----- SUPPLIED ENTRIES -----

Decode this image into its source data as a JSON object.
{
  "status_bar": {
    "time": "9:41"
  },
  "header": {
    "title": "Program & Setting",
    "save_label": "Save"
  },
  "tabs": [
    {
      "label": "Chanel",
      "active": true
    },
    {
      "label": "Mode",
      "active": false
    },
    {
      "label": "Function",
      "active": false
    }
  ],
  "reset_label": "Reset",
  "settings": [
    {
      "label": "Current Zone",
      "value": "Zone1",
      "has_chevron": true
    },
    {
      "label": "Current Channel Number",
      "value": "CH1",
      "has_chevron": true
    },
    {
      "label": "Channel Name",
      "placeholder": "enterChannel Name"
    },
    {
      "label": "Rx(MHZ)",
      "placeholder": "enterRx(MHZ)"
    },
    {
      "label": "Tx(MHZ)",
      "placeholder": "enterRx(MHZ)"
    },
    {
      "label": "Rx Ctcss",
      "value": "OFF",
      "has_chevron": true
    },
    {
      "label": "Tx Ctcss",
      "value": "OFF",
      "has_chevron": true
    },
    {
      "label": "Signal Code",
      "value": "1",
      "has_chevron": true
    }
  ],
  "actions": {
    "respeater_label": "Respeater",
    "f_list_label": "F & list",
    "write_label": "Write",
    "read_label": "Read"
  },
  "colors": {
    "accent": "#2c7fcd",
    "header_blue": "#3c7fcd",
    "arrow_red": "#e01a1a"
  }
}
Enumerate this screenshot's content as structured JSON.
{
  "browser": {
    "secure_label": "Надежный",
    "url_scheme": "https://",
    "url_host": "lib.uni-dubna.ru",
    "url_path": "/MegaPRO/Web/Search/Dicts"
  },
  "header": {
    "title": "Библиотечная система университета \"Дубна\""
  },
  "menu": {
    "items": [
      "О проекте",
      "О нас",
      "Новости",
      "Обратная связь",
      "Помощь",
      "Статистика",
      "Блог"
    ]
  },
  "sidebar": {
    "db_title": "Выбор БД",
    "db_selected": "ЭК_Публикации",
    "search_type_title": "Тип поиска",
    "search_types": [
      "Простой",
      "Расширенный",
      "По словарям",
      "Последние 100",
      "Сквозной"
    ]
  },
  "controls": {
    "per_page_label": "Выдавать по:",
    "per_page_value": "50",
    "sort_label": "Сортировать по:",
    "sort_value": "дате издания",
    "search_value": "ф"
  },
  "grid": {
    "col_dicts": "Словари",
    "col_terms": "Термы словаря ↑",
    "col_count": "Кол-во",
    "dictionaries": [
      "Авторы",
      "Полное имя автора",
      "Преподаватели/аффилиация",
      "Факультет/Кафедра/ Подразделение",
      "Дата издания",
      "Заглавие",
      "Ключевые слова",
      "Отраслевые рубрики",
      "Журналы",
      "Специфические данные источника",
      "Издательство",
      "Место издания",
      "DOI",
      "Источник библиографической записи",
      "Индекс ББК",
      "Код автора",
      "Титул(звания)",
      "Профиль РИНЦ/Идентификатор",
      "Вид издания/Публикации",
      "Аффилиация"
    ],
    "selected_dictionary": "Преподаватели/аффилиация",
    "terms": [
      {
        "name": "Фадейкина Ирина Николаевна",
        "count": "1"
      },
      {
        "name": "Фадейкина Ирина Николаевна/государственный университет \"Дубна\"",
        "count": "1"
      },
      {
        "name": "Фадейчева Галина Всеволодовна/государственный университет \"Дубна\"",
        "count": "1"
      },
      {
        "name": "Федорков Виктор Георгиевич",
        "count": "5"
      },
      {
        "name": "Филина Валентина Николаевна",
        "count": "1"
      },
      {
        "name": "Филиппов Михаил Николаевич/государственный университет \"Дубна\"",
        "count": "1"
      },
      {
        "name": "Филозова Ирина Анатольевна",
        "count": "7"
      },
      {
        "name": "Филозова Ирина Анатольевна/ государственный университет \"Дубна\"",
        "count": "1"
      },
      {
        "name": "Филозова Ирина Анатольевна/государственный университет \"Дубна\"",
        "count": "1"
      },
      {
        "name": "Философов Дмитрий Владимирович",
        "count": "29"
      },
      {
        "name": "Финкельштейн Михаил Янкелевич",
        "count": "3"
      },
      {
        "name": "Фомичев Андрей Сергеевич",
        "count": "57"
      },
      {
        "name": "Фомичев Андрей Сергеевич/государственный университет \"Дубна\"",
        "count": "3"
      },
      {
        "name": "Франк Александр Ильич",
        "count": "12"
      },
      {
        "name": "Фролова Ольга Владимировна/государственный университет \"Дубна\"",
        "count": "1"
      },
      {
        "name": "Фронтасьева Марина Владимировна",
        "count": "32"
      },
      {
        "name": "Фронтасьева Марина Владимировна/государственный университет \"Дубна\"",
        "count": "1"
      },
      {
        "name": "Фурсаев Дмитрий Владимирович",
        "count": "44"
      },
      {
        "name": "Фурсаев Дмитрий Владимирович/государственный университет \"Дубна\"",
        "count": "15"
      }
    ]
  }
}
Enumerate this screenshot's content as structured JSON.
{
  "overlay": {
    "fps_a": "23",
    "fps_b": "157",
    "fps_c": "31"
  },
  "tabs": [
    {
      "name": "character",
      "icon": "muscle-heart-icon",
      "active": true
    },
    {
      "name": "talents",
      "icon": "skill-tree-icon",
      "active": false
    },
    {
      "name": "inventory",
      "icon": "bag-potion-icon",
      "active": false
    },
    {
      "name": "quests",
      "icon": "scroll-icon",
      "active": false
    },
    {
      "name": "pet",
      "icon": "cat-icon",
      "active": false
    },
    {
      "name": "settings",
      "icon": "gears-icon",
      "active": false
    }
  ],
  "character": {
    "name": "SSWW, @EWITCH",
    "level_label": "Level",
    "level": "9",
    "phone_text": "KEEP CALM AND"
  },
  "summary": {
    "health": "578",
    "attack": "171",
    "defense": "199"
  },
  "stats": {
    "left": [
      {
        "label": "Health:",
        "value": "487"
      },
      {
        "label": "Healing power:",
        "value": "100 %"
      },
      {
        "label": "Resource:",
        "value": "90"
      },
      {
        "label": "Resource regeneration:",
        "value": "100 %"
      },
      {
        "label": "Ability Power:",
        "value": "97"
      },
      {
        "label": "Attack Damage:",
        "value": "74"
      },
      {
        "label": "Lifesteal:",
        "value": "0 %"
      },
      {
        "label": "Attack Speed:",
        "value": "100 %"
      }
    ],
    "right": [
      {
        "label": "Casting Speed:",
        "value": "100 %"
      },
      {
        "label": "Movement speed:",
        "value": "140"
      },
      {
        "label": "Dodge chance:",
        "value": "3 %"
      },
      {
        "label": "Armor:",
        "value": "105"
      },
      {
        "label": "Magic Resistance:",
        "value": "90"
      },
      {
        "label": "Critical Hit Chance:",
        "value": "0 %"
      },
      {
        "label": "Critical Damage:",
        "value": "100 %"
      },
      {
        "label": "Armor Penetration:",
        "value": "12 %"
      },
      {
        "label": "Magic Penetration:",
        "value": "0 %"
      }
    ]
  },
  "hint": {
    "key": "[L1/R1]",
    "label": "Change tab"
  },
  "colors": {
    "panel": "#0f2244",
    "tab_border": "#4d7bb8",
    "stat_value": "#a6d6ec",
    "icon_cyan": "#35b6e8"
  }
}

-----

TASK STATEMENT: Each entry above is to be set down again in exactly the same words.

SOLVED PROBLEM:
Decode this image into its source data as a JSON object.
{
  "status_bar": {
    "time": "9:41"
  },
  "header": {
    "title": "Program & Setting",
    "save_label": "Save"
  },
  "tabs": [
    {
      "label": "Chanel",
      "active": true
    },
    {
      "label": "Mode",
      "active": false
    },
    {
      "label": "Function",
      "active": false
    }
  ],
  "reset_label": "Reset",
  "settings": [
    {
      "label": "Current Zone",
      "value": "Zone1",
      "has_chevron": true
    },
    {
      "label": "Current Channel Number",
      "value": "CH1",
      "has_chevron": true
    },
    {
      "label": "Channel Name",
      "placeholder": "enterChannel Name"
    },
    {
      "label": "Rx(MHZ)",
      "placeholder": "enterRx(MHZ)"
    },
    {
      "label": "Tx(MHZ)",
      "placeholder": "enterRx(MHZ)"
    },
    {
      "label": "Rx Ctcss",
      "value": "OFF",
      "has_chevron": true
    },
    {
      "label": "Tx Ctcss",
      "value": "OFF",
      "has_chevron": true
    },
    {
      "label": "Signal Code",
      "value": "1",
      "has_chevron": true
    }
  ],
  "actions": {
    "respeater_label": "Respeater",
    "f_list_label": "F & list",
    "write_label": "Write",
    "read_label": "Read"
  },
  "colors": {
    "accent": "#2c7fcd",
    "header_blue": "#3c7fcd",
    "arrow_red": "#e01a1a"
  }
}
Enumerate this screenshot's content as structured JSON.
{
  "browser": {
    "secure_label": "Надежный",
    "url_scheme": "https://",
    "url_host": "lib.uni-dubna.ru",
    "url_path": "/MegaPRO/Web/Search/Dicts"
  },
  "header": {
    "title": "Библиотечная система университета \"Дубна\""
  },
  "menu": {
    "items": [
      "О проекте",
      "О нас",
      "Новости",
      "Обратная связь",
      "Помощь",
      "Статистика",
      "Блог"
    ]
  },
  "sidebar": {
    "db_title": "Выбор БД",
    "db_selected": "ЭК_Публикации",
    "search_type_title": "Тип поиска",
    "search_types": [
      "Простой",
      "Расширенный",
      "По словарям",
      "Последние 100",
      "Сквозной"
    ]
  },
  "controls": {
    "per_page_label": "Выдавать по:",
    "per_page_value": "50",
    "sort_label": "Сортировать по:",
    "sort_value": "дате издания",
    "search_value": "ф"
  },
  "grid": {
    "col_dicts": "Словари",
    "col_terms": "Термы словаря ↑",
    "col_count": "Кол-во",
    "dictionaries": [
      "Авторы",
      "Полное имя автора",
      "Преподаватели/аффилиация",
      "Факультет/Кафедра/ Подразделение",
      "Дата издания",
      "Заглавие",
      "Ключевые слова",
      "Отраслевые рубрики",
      "Журналы",
      "Специфические данные источника",
      "Издательство",
      "Место издания",
      "DOI",
      "Источник библиографической записи",
      "Индекс ББК",
      "Код автора",
      "Титул(звания)",
      "Профиль РИНЦ/Идентификатор",
      "Вид издания/Публикации",
      "Аффилиация"
    ],
    "selected_dictionary": "Преподаватели/аффилиация",
    "terms": [
      {
        "name": "Фадейкина Ирина Николаевна",
        "count": "1"
      },
      {
        "name": "Фадейкина Ирина Николаевна/государственный университет \"Дубна\"",
        "count": "1"
      },
      {
        "name": "Фадейчева Галина Всеволодовна/государственный университет \"Дубна\"",
        "count": "1"
      },
      {
        "name": "Федорков Виктор Георгиевич",
        "count": "5"
      },
      {
        "name": "Филина Валентина Николаевна",
        "count": "1"
      },
      {
        "name": "Филиппов Михаил Николаевич/государственный университет \"Дубна\"",
        "count": "1"
      },
      {
        "name": "Филозова Ирина Анатольевна",
        "count": "7"
      },
      {
        "name": "Филозова Ирина Анатольевна/ государственный университет \"Дубна\"",
        "count": "1"
      },
      {
        "name": "Филозова Ирина Анатольевна/государственный университет \"Дубна\"",
        "count": "1"
      },
      {
        "name": "Философов Дмитрий Владимирович",
        "count": "29"
      },
      {
        "name": "Финкельштейн Михаил Янкелевич",
        "count": "3"
      },
      {
        "name": "Фомичев Андрей Сергеевич",
        "count": "57"
      },
      {
        "name": "Фомичев Андрей Сергеевич/государственный университет \"Дубна\"",
        "count": "3"
      },
      {
        "name": "Франк Александр Ильич",
        "count": "12"
      },
      {
        "name": "Фролова Ольга Владимировна/государственный университет \"Дубна\"",
        "count": "1"
      },
      {
        "name": "Фронтасьева Марина Владимировна",
        "count": "32"
      },
      {
        "name": "Фронтасьева Марина Владимировна/государственный университет \"Дубна\"",
        "count": "1"
      },
      {
        "name": "Фурсаев Дмитрий Владимирович",
        "count": "44"
      },
      {
        "name": "Фурсаев Дмитрий Владимирович/государственный университет \"Дубна\"",
        "count": "15"
      }
    ]
  }
}
Enumerate this screenshot's content as structured JSON.
{
  "overlay": {
    "fps_a": "23",
    "fps_b": "157",
    "fps_c": "31"
  },
  "tabs": [
    {
      "name": "character",
      "icon": "muscle-heart-icon",
      "active": true
    },
    {
      "name": "talents",
      "icon": "skill-tree-icon",
      "active": false
    },
    {
      "name": "inventory",
      "icon": "bag-potion-icon",
      "active": false
    },
    {
      "name": "quests",
      "icon": "scroll-icon",
      "active": false
    },
    {
      "name": "pet",
      "icon": "cat-icon",
      "active": false
    },
    {
      "name": "settings",
      "icon": "gears-icon",
      "active": false
    }
  ],
  "character": {
    "name": "SSWW, @EWITCH",
    "level_label": "Level",
    "level": "9",
    "phone_text": "KEEP CALM AND"
  },
  "summary": {
    "health": "578",
    "attack": "171",
    "defense": "199"
  },
  "stats": {
    "left": [
      {
        "label": "Health:",
        "value": "487"
      },
      {
        "label": "Healing power:",
        "value": "100 %"
      },
      {
        "label": "Resource:",
        "value": "90"
      },
      {
        "label": "Resource regeneration:",
        "value": "100 %"
      },
      {
        "label": "Ability Power:",
        "value": "97"
      },
      {
        "label": "Attack Damage:",
        "value": "74"
      },
      {
        "label": "Lifesteal:",
        "value": "0 %"
      },
      {
        "label": "Attack Speed:",
        "value": "100 %"
      }
    ],
    "right": [
      {
        "label": "Casting Speed:",
        "value": "100 %"
      },
      {
        "label": "Movement speed:",
        "value": "140"
      },
      {
        "label": "Dodge chance:",
        "value": "3 %"
      },
      {
        "label": "Armor:",
        "value": "105"
      },
      {
        "label": "Magic Resistance:",
        "value": "90"
      },
      {
        "label": "Critical Hit Chance:",
        "value": "0 %"
      },
      {
        "label": "Critical Damage:",
        "value": "100 %"
      },
      {
        "label": "Armor Penetration:",
        "value": "12 %"
      },
      {
        "label": "Magic Penetration:",
        "value": "0 %"
      }
    ]
  },
  "hint": {
    "key": "[L1/R1]",
    "label": "Change tab"
  },
  "colors": {
    "panel": "#0f2244",
    "tab_border": "#4d7bb8",
    "stat_value": "#a6d6ec",
    "icon_cyan": "#35b6e8"
  }
}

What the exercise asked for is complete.